Peter will talk about the characteristics of creating a life and work you love and never want to retire from:

  1. Passion: If you don’t use your body or your brain, you lose them.
  2. Purpose: Money can fund purpose, but it cannot create purpose.
  3. Portfolio: There needs to be a balance between vacation and vocation.
  4. Power: Physical, intellectual, and spiritual challenges are the hallmarks of those who continue to thrive as they age.

Peter has been challenging and inspiring people around the world for close to 15 years with his unique insights into creating a passionate life and work. Participants will walk away from this exciting experience with a new story (and vision) of what “The New Retirement Story” is and means for them.

Peter will help participants find answers to the following questions:

  1. How will you spend your time? You have 168 hours a week; how will you make those hours meaningful?
  2. How will you invest yourself? How will you parlay what you know, what you’ve experienced, and who you are into the next phase of your life?

Read on for a detailed breakdown of the “Passion Never Retires – The New Retirement Story”

What Can I Expect?

Here’s an outline of the “Passion Never Retires – The New Retirement Story”

Journey Outline



  • Re-inventing Retirement – New Pathways
  • Passion Never Retires Works
  • The Real Meaning of Work
  • Brain at Work
  • Testdrive Your Dreamjob
  • Invest in Who You Are
  • Collecting a Play Check
  • Bridging the Gap between Means and Meaning
  • The Seven Intangibles
  • Return on Life
  • Your Portfolio Life
  • The Money/Life Puzzle
  • Collecting Income for Life
  • Maslow meets Money (Safety Money, Freedom Money, Money to Give, Dream Money)
  • The Financial Freedom to Have a Creative Life
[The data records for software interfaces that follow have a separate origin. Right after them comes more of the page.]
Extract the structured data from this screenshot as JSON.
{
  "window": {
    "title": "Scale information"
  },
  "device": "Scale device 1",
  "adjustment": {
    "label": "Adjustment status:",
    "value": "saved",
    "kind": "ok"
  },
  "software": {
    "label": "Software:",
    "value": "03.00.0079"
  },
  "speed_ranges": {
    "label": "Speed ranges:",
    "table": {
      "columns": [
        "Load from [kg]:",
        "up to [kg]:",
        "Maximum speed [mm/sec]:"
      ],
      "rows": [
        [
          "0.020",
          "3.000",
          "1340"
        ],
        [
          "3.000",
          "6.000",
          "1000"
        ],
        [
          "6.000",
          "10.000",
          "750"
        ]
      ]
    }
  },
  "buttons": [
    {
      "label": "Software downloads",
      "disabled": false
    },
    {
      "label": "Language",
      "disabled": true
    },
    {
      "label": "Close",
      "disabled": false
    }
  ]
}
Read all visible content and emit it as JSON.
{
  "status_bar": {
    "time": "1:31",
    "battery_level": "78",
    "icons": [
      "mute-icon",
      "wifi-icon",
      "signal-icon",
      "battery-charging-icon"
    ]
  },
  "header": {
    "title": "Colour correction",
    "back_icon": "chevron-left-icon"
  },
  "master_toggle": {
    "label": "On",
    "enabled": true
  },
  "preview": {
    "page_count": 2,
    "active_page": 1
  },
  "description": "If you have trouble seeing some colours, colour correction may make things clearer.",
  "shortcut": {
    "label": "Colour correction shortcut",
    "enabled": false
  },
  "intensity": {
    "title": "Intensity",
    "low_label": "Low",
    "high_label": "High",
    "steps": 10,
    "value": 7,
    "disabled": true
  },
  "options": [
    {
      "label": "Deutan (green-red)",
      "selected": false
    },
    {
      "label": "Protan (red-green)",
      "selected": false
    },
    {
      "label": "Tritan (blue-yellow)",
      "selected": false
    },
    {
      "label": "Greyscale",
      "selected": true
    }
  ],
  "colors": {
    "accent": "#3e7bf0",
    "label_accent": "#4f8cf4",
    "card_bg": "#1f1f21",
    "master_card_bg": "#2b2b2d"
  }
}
  • The Premise of your Story. The Purpose of your Life and Art
  • The words on your tombstone
  • Your ultimate mission, out loud
  • Your Story about Working Longer
  • Your Story about Living Longer
  • The Seven Great Plots
  • The Twelve Archetypal Heroines
  • The One Great Story
  • Purpose is Never Forgettable
  • Questioning the Premise
  • Lining up
  • Flawed Alignment, Tragic Ending
  • The Three Rules in Storytelling
  • Write Your New Story
  • Turning your story into action
  • The Story Effect
  • Story Ritualizing
  • The Storyteller and the art of story
  • The Power of Your Story
  • Storyboarding


  • Staying in the Zone
  • Trust the Force
  • The Power of Flow
  • From Success to Purpose
  • Meaningful Pursuits
  • Your Next 100.000 Miles
  • From Aging to S- Aging
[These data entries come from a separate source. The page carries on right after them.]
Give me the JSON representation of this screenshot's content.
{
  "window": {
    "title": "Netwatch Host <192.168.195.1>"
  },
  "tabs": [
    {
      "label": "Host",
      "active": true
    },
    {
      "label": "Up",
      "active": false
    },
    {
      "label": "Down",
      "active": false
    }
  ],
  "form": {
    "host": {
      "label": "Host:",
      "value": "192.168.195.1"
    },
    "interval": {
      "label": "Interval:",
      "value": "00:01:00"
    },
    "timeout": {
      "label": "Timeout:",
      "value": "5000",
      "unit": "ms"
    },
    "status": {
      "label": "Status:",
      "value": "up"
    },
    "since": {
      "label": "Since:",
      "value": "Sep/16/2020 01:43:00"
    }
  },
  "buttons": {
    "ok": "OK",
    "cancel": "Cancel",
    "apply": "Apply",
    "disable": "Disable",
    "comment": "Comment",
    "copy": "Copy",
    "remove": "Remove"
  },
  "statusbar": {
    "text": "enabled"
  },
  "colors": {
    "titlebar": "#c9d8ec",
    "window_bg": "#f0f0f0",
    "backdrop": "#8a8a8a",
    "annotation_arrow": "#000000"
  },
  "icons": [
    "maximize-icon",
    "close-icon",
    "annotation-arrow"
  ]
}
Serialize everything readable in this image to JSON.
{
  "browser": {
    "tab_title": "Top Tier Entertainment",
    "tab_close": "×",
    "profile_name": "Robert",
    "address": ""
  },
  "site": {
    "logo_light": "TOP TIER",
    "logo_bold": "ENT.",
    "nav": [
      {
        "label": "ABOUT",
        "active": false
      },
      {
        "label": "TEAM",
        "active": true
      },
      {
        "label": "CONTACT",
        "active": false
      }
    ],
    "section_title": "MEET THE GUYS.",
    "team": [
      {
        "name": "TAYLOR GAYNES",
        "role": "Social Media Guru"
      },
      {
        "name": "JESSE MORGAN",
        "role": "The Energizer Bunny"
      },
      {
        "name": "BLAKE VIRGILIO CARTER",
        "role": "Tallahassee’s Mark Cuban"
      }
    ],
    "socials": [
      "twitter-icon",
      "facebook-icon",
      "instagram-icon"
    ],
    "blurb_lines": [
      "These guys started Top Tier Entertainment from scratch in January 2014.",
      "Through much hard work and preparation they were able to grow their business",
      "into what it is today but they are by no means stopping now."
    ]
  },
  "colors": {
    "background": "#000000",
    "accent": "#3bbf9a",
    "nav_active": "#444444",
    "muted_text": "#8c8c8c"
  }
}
About Peter de Kuster

Peter de Kuster is the founder of The Heroine’s Journey & Hero’s Journey project,  a storyteller which helps professionals to create careers and lives based on whatever story is most integral to their lives and careers (values, traits, skills and experiences). Peter’s approach combines in-depth storytelling and marketing expertise, and for over 20 years clients have found it effective with a wide range of creative business issues.


Peter is writer of the series The Heroine’s Journey and Hero’s Journey books, he has an MBA in Marketing,  MBA in Financial Economics and graduated at university in Sociology and Communication Sciences.

To book your place in the “The New Retirement Story” mail peter at